The answer must consist of every line in the data below that holds the word "description".

BEGIN

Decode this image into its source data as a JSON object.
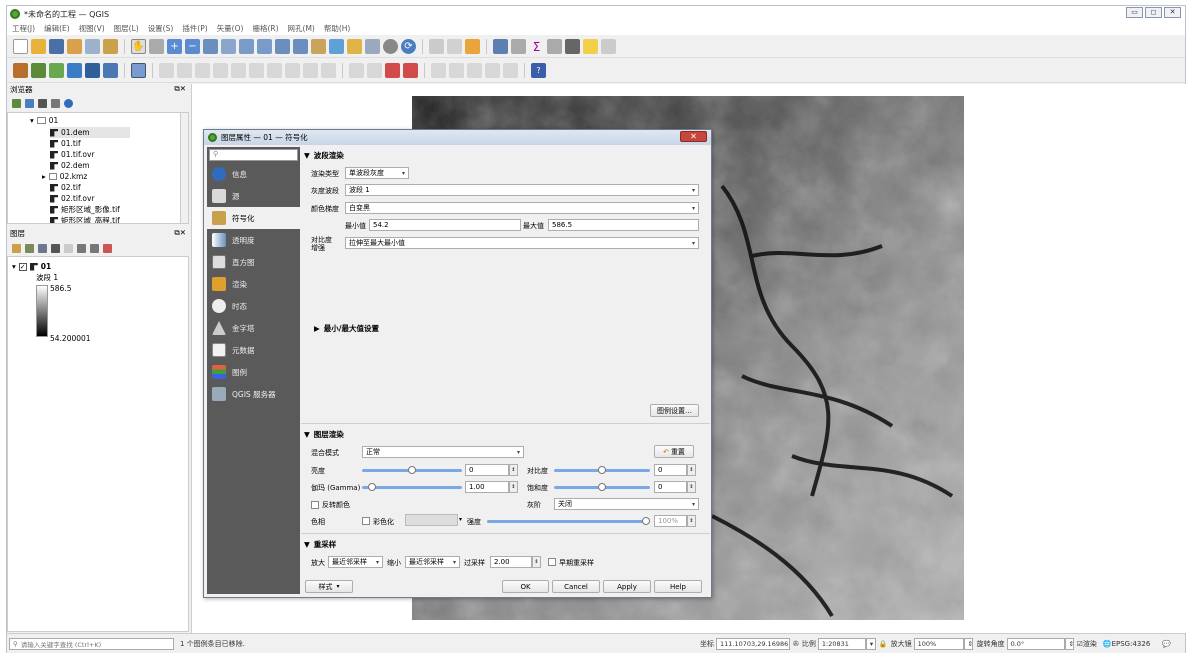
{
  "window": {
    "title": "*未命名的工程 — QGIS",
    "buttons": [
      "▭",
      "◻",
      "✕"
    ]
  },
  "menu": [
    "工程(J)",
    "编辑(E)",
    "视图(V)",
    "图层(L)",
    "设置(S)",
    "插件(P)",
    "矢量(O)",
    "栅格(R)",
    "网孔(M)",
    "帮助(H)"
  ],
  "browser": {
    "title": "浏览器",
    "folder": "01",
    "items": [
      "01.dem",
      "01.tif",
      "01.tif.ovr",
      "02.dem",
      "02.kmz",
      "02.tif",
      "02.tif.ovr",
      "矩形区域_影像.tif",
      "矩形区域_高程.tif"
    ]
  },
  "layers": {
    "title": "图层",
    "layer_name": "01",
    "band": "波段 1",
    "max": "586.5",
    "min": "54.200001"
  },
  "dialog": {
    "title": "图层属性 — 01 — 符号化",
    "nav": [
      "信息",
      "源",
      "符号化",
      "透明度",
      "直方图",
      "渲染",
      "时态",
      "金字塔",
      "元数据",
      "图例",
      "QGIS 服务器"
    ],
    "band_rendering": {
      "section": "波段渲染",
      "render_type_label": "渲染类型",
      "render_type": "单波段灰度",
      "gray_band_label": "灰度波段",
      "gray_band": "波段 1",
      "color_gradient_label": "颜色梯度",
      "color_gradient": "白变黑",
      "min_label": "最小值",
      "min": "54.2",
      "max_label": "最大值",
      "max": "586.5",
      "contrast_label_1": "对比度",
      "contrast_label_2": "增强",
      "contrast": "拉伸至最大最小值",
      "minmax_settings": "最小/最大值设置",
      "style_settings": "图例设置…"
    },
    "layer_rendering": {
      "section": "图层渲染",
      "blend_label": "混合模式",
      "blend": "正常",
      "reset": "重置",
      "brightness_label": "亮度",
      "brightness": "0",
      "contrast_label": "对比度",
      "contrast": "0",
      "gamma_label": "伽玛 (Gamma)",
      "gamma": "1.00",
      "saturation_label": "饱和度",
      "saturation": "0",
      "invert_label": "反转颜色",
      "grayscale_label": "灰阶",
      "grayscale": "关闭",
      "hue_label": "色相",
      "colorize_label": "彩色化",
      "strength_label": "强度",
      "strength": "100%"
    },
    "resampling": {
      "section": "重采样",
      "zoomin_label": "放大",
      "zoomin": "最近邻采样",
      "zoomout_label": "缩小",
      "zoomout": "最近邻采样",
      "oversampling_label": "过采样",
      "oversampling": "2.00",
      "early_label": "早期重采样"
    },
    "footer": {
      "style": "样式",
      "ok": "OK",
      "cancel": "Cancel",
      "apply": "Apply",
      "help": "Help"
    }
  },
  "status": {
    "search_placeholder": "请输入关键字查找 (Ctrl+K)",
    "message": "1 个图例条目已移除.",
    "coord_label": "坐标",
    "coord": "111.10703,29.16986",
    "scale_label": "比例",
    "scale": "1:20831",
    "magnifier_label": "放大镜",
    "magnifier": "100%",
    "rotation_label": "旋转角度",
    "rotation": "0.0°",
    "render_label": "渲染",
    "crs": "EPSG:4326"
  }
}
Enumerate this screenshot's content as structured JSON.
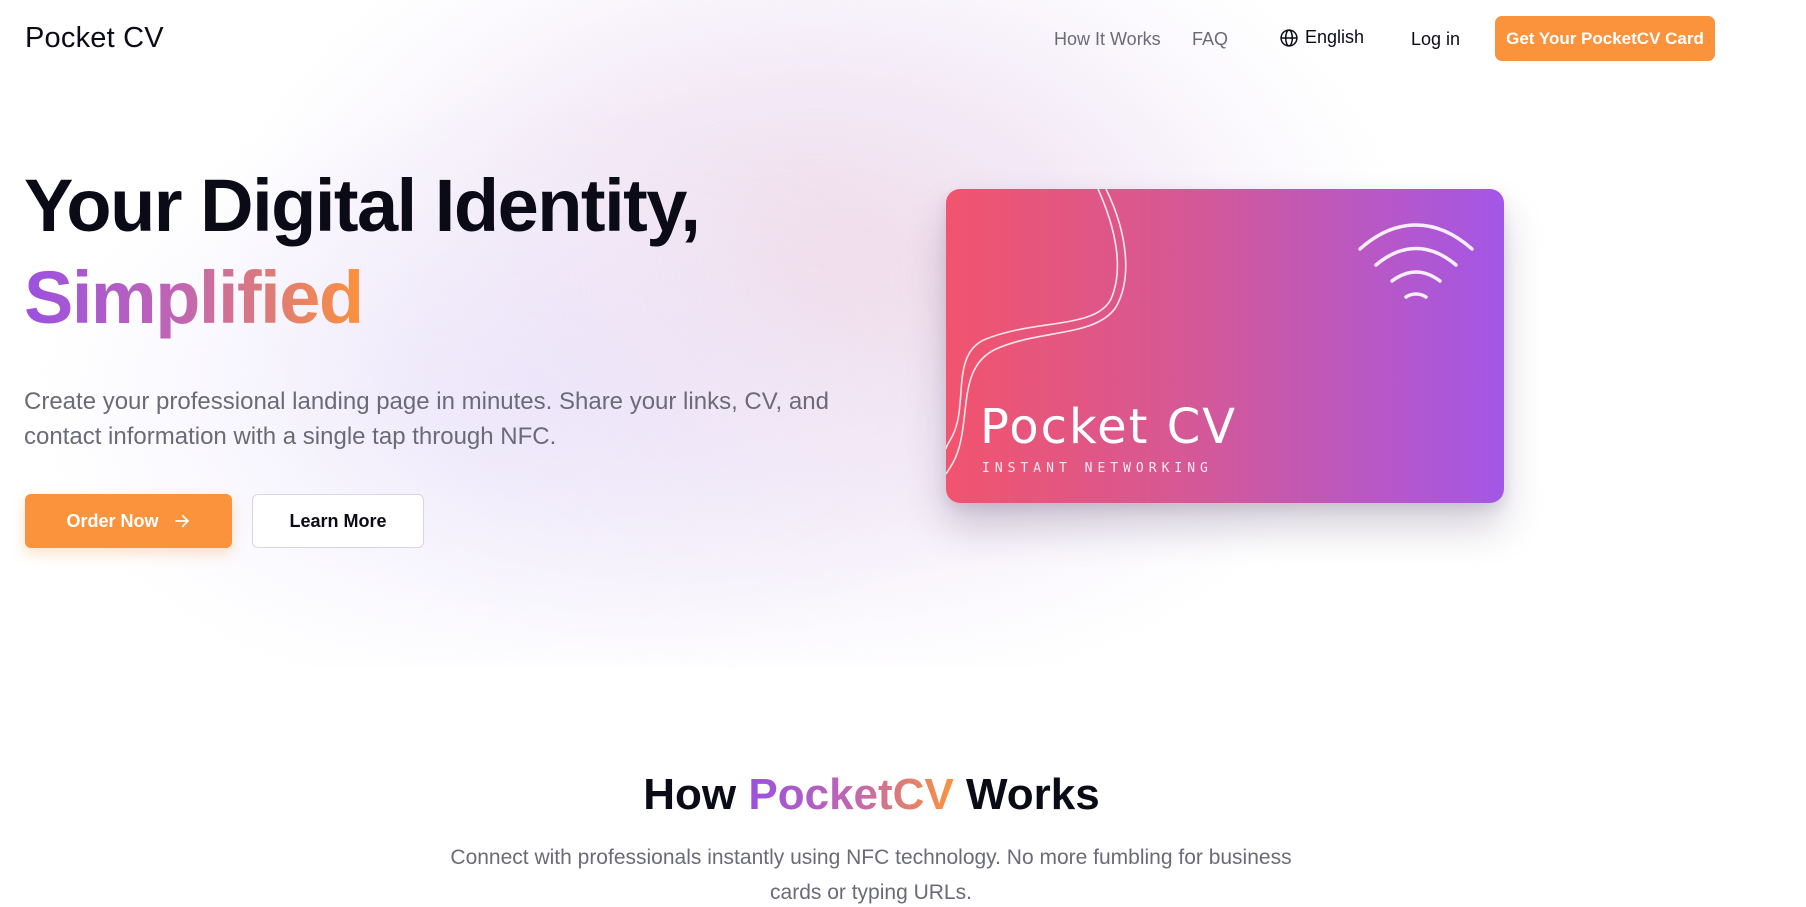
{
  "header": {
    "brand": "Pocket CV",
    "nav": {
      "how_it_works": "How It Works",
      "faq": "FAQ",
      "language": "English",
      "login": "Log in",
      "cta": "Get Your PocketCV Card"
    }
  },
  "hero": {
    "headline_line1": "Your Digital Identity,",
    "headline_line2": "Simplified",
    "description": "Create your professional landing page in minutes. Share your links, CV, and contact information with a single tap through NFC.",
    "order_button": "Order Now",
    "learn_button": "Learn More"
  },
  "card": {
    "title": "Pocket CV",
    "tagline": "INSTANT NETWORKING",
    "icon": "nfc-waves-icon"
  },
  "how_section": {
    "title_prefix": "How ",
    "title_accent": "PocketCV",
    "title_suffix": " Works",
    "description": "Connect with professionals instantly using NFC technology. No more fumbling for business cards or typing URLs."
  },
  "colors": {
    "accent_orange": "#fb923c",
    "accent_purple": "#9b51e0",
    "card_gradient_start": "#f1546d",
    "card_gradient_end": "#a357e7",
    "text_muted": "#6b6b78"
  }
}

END

§ Solution to the problem:
    "description": "Create your professional landing page in minutes. Share your links, CV, and contact information with a single tap through NFC.",
    "description": "Connect with professionals instantly using NFC technology. No more fumbling for business cards or typing URLs."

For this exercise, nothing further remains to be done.